1 - Can the Bologna Process Make the Move Faster towards the Development of an International Space for Higher Education where Africa would find its place?

by Jean-Émile Charlier & Sarah Croché


The Bologna Process is presented to the political and academic officials of Southern countries as the bearer of form constraints – the division of higher education studies into three main cycles (a bachelor’s, master’s and doctorate degree in respectively three, five, and eight years after the completion of upper secondary education) – and the calculation of the relative importance of subjects according to a credit mechanism. As unmenacing as it may look to decision-makers, reality is more complex. Form constraints soon turn into structural constraints that are only gradually revealed – mobility implies the transnational harmonization of academic timetables, the division of teachings and assessments into semesters, etc. The implementation of the ‘Bologna spirit’ also calls for interdependent universities whereas previously each only had to comply with their national constraints. In Africa, this interdependence is a strong asset for academic officials when they have to negotiate with their authorities. As it was the case in Europe, the solution to national problems will probably entail striking international agreements whose binding force will derive precisely from their international character.

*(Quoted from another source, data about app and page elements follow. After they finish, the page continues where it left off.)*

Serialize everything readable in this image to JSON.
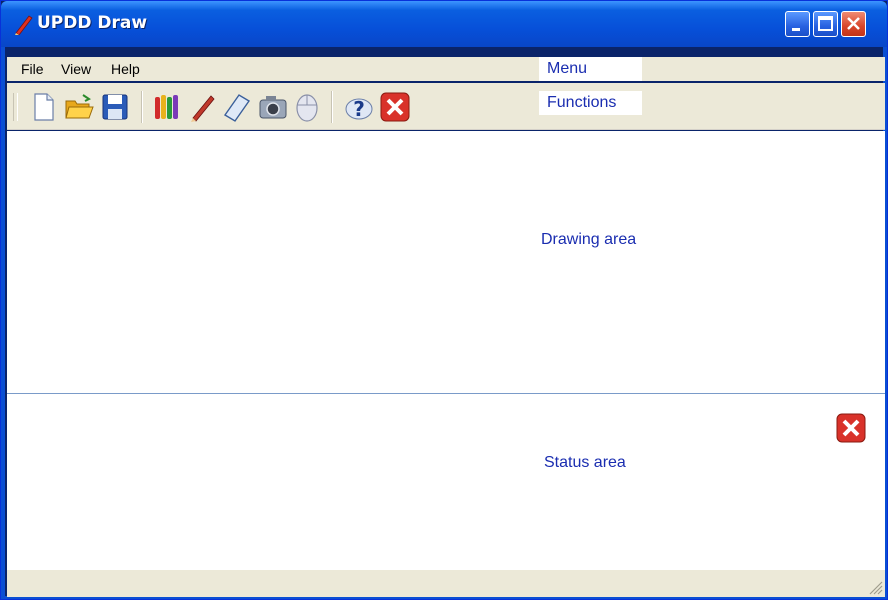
{
  "window": {
    "title": "UPDD Draw"
  },
  "menu": {
    "items": [
      "File",
      "View",
      "Help"
    ],
    "label": "Menu"
  },
  "toolbar": {
    "label": "Functions",
    "icons": [
      "new-document-icon",
      "open-folder-icon",
      "save-icon",
      "colors-icon",
      "pen-icon",
      "eraser-icon",
      "camera-icon",
      "mouse-icon",
      "help-icon",
      "close-icon"
    ]
  },
  "drawing": {
    "label": "Drawing area"
  },
  "status": {
    "label": "Status area"
  },
  "colors": {
    "accent": "#1a2db0",
    "titlebar": "#0750d9",
    "close": "#d9452a"
  }
}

Functional interdependence may enhance dialogue between academic officials. African universities should seize the opportunity of the call for dialogue as ex- pressed during the London summit in 2007 to have their qualifications certified according to international standards and thus weigh on the definition of quality that will bind the international space for higher education in the near future.

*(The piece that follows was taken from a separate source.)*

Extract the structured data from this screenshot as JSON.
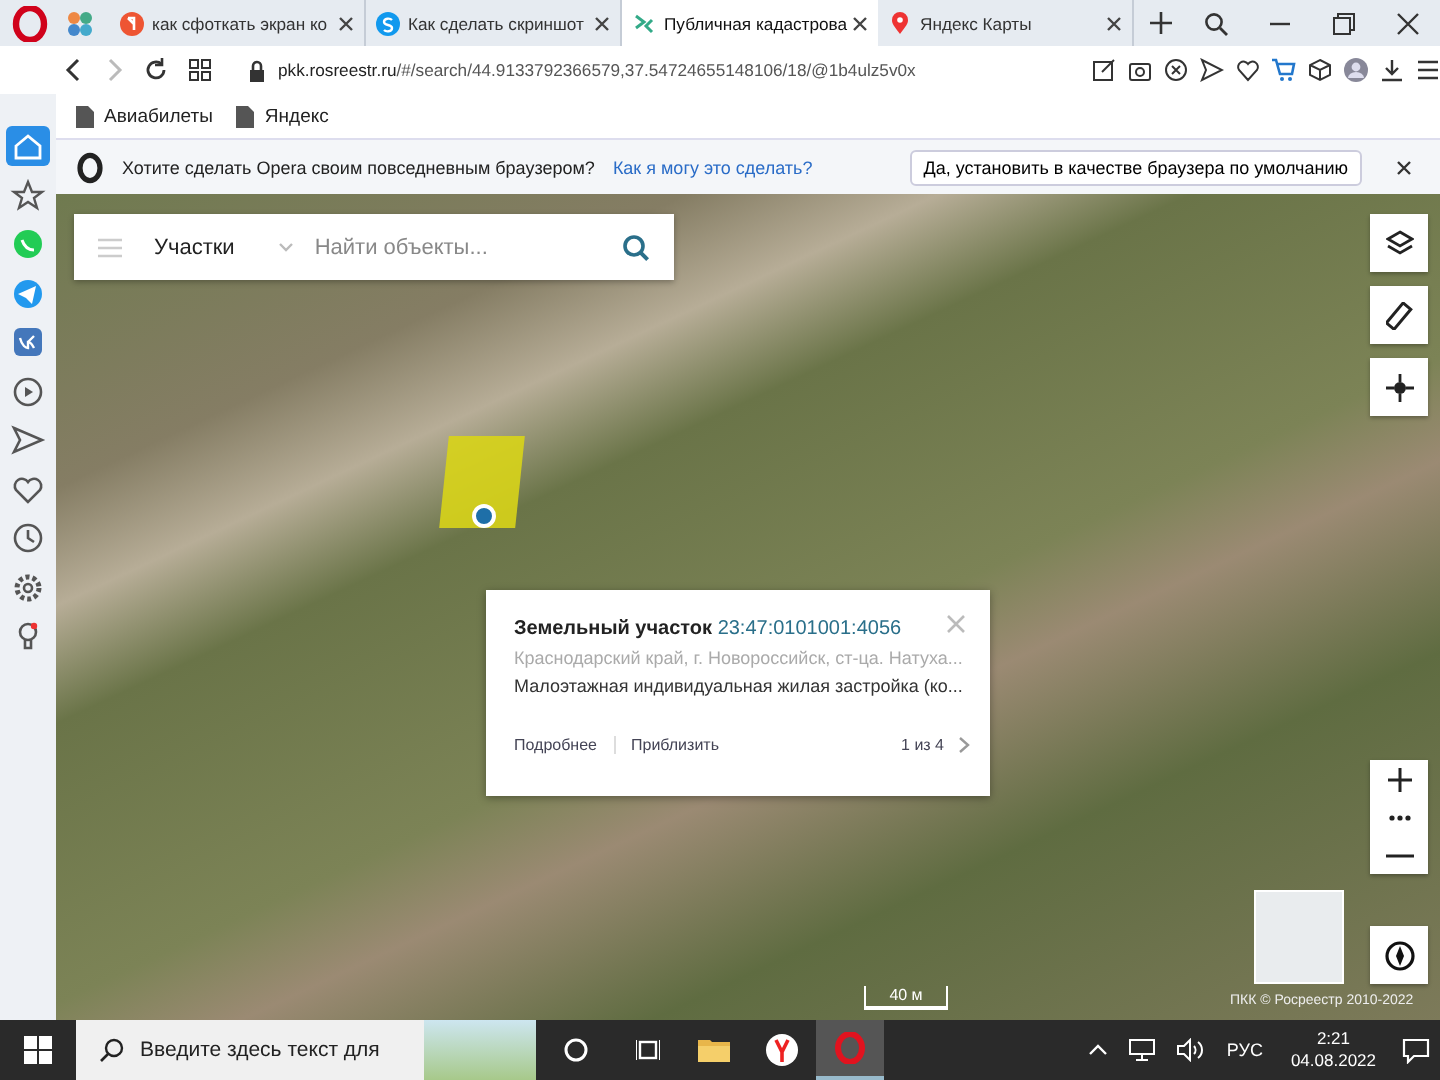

Jean-Émile Charlier, Professor at the Facultés Universitaires Catholiques in Mons (FUCaM) and Director of the Groupe de Recherche Sociologie Action Sens (GReSAS).

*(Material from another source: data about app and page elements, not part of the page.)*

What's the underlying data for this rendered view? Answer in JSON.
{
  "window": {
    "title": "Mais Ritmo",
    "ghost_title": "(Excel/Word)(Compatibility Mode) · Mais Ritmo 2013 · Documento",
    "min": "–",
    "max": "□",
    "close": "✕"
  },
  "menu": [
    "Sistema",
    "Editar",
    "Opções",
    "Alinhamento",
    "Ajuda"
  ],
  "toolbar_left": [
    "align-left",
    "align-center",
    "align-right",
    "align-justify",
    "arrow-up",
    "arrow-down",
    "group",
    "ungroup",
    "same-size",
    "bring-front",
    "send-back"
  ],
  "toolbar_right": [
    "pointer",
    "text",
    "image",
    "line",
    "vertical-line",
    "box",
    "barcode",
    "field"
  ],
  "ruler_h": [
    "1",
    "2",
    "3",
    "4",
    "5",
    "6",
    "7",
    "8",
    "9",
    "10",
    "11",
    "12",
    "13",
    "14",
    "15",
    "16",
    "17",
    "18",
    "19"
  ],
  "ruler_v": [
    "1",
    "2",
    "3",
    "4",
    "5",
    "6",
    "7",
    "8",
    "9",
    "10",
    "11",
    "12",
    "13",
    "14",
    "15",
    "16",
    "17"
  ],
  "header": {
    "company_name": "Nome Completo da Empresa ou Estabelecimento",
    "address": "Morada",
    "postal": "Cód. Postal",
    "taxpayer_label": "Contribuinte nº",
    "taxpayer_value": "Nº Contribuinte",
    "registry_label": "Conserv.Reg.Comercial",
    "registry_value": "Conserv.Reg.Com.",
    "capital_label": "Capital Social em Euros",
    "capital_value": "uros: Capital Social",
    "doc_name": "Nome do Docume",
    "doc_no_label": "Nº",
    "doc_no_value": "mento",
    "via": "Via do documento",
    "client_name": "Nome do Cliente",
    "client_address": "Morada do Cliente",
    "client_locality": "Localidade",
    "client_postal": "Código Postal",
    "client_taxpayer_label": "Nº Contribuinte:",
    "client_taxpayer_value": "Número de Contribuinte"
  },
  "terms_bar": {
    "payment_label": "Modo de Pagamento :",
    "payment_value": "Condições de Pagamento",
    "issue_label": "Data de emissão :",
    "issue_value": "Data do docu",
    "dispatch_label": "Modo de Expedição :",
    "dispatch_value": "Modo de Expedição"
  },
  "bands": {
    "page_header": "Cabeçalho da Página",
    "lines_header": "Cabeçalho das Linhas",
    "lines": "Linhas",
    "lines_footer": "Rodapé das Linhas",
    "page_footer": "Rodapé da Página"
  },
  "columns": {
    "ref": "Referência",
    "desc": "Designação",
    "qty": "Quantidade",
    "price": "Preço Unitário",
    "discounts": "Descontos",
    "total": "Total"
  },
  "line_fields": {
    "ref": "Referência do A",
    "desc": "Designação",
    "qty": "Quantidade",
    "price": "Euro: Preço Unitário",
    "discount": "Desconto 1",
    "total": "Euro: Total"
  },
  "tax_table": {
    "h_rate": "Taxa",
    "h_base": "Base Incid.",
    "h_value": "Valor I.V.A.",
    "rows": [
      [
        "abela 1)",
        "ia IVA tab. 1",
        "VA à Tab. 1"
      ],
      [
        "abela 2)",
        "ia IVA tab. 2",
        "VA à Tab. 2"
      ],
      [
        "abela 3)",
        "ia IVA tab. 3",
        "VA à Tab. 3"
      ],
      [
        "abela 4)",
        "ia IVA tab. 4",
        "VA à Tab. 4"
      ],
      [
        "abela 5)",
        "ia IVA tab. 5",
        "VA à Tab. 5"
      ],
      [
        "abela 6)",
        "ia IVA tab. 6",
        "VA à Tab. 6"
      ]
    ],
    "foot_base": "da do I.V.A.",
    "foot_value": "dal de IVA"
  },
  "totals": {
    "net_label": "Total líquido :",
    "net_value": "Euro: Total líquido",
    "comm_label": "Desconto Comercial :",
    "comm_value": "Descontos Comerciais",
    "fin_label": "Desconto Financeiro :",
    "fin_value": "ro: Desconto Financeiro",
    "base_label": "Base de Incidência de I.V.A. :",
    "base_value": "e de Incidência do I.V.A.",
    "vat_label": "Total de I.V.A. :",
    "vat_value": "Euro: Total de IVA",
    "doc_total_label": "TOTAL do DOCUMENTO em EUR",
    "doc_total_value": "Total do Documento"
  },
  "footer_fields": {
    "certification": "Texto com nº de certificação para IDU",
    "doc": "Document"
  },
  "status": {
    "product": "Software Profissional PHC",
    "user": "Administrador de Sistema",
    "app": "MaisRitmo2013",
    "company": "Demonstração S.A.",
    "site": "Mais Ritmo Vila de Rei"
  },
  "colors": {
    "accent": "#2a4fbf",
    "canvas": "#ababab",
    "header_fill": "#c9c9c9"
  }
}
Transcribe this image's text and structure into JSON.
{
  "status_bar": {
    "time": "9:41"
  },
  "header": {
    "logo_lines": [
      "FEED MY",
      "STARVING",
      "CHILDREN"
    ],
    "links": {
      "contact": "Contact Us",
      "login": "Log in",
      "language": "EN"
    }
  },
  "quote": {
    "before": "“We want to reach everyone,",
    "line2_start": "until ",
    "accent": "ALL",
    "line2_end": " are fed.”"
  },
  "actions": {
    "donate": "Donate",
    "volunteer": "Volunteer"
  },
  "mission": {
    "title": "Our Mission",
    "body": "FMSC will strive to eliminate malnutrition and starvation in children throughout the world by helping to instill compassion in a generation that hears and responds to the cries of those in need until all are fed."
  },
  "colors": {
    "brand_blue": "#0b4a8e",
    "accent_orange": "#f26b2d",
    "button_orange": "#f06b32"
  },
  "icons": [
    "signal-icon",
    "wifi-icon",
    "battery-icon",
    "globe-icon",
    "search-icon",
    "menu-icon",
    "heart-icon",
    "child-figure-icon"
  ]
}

Sarah Croché, Researcher/PhD student at GReSAS, Facultés Universitaires Catholiques de Mons (FUCaM), Groupe de Recherche Sociologie Action Sens (GReSAS).